Page and application data records:
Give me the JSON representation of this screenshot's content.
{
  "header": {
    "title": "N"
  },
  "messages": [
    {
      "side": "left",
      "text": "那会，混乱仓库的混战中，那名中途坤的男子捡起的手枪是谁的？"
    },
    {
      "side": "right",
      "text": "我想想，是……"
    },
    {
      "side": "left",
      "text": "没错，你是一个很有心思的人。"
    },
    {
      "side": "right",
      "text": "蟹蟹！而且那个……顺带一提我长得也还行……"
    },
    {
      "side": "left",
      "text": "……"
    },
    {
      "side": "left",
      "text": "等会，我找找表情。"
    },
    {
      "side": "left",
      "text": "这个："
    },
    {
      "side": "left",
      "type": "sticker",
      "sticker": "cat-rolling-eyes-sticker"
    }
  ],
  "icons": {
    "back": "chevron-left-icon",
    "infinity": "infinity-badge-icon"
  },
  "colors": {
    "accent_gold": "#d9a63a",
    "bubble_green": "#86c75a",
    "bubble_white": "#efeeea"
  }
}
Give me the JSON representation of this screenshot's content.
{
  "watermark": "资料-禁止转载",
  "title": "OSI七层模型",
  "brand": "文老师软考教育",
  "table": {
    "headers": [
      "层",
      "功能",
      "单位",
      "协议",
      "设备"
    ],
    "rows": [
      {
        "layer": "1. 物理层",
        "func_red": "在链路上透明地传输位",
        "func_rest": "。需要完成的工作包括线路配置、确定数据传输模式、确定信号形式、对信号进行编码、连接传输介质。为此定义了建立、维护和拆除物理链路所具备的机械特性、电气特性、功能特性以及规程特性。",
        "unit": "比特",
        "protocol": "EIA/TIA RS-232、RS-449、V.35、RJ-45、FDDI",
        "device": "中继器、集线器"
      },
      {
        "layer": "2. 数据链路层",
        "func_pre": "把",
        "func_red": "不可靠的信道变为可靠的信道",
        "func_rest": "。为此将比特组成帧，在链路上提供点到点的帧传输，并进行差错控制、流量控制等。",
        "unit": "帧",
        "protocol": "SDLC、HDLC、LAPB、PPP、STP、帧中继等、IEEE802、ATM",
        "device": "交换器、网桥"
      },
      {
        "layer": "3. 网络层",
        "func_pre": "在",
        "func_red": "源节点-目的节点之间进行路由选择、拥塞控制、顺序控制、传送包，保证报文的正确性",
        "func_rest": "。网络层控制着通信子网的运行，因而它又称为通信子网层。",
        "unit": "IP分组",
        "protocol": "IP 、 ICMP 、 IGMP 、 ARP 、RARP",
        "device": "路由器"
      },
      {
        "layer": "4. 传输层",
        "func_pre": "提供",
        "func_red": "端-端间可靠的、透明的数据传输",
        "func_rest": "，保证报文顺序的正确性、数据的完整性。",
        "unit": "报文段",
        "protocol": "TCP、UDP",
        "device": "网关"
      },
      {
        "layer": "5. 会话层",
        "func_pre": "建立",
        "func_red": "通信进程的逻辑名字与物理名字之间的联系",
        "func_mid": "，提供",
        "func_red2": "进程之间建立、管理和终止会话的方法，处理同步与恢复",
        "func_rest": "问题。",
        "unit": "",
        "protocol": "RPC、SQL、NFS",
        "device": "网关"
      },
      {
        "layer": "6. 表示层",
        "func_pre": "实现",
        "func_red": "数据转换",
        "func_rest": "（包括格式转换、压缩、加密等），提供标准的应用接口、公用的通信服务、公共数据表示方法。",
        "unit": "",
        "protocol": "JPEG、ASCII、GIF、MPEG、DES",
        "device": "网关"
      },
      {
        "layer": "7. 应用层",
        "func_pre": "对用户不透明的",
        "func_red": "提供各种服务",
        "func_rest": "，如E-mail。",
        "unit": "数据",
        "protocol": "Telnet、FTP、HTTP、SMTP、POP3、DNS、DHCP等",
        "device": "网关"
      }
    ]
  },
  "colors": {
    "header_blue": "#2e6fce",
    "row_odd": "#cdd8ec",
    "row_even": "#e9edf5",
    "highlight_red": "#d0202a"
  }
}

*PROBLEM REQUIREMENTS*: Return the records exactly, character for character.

*OUTPUT OF THE TASK*:
Give me the JSON representation of this screenshot's content.
{
  "header": {
    "title": "N"
  },
  "messages": [
    {
      "side": "left",
      "text": "那会，混乱仓库的混战中，那名中途坤的男子捡起的手枪是谁的？"
    },
    {
      "side": "right",
      "text": "我想想，是……"
    },
    {
      "side": "left",
      "text": "没错，你是一个很有心思的人。"
    },
    {
      "side": "right",
      "text": "蟹蟹！而且那个……顺带一提我长得也还行……"
    },
    {
      "side": "left",
      "text": "……"
    },
    {
      "side": "left",
      "text": "等会，我找找表情。"
    },
    {
      "side": "left",
      "text": "这个："
    },
    {
      "side": "left",
      "type": "sticker",
      "sticker": "cat-rolling-eyes-sticker"
    }
  ],
  "icons": {
    "back": "chevron-left-icon",
    "infinity": "infinity-badge-icon"
  },
  "colors": {
    "accent_gold": "#d9a63a",
    "bubble_green": "#86c75a",
    "bubble_white": "#efeeea"
  }
}
Give me the JSON representation of this screenshot's content.
{
  "watermark": "资料-禁止转载",
  "title": "OSI七层模型",
  "brand": "文老师软考教育",
  "table": {
    "headers": [
      "层",
      "功能",
      "单位",
      "协议",
      "设备"
    ],
    "rows": [
      {
        "layer": "1. 物理层",
        "func_red": "在链路上透明地传输位",
        "func_rest": "。需要完成的工作包括线路配置、确定数据传输模式、确定信号形式、对信号进行编码、连接传输介质。为此定义了建立、维护和拆除物理链路所具备的机械特性、电气特性、功能特性以及规程特性。",
        "unit": "比特",
        "protocol": "EIA/TIA RS-232、RS-449、V.35、RJ-45、FDDI",
        "device": "中继器、集线器"
      },
      {
        "layer": "2. 数据链路层",
        "func_pre": "把",
        "func_red": "不可靠的信道变为可靠的信道",
        "func_rest": "。为此将比特组成帧，在链路上提供点到点的帧传输，并进行差错控制、流量控制等。",
        "unit": "帧",
        "protocol": "SDLC、HDLC、LAPB、PPP、STP、帧中继等、IEEE802、ATM",
        "device": "交换器、网桥"
      },
      {
        "layer": "3. 网络层",
        "func_pre": "在",
        "func_red": "源节点-目的节点之间进行路由选择、拥塞控制、顺序控制、传送包，保证报文的正确性",
        "func_rest": "。网络层控制着通信子网的运行，因而它又称为通信子网层。",
        "unit": "IP分组",
        "protocol": "IP 、 ICMP 、 IGMP 、 ARP 、RARP",
        "device": "路由器"
      },
      {
        "layer": "4. 传输层",
        "func_pre": "提供",
        "func_red": "端-端间可靠的、透明的数据传输",
        "func_rest": "，保证报文顺序的正确性、数据的完整性。",
        "unit": "报文段",
        "protocol": "TCP、UDP",
        "device": "网关"
      },
      {
        "layer": "5. 会话层",
        "func_pre": "建立",
        "func_red": "通信进程的逻辑名字与物理名字之间的联系",
        "func_mid": "，提供",
        "func_red2": "进程之间建立、管理和终止会话的方法，处理同步与恢复",
        "func_rest": "问题。",
        "unit": "",
        "protocol": "RPC、SQL、NFS",
        "device": "网关"
      },
      {
        "layer": "6. 表示层",
        "func_pre": "实现",
        "func_red": "数据转换",
        "func_rest": "（包括格式转换、压缩、加密等），提供标准的应用接口、公用的通信服务、公共数据表示方法。",
        "unit": "",
        "protocol": "JPEG、ASCII、GIF、MPEG、DES",
        "device": "网关"
      },
      {
        "layer": "7. 应用层",
        "func_pre": "对用户不透明的",
        "func_red": "提供各种服务",
        "func_rest": "，如E-mail。",
        "unit": "数据",
        "protocol": "Telnet、FTP、HTTP、SMTP、POP3、DNS、DHCP等",
        "device": "网关"
      }
    ]
  },
  "colors": {
    "header_blue": "#2e6fce",
    "row_odd": "#cdd8ec",
    "row_even": "#e9edf5",
    "highlight_red": "#d0202a"
  }
}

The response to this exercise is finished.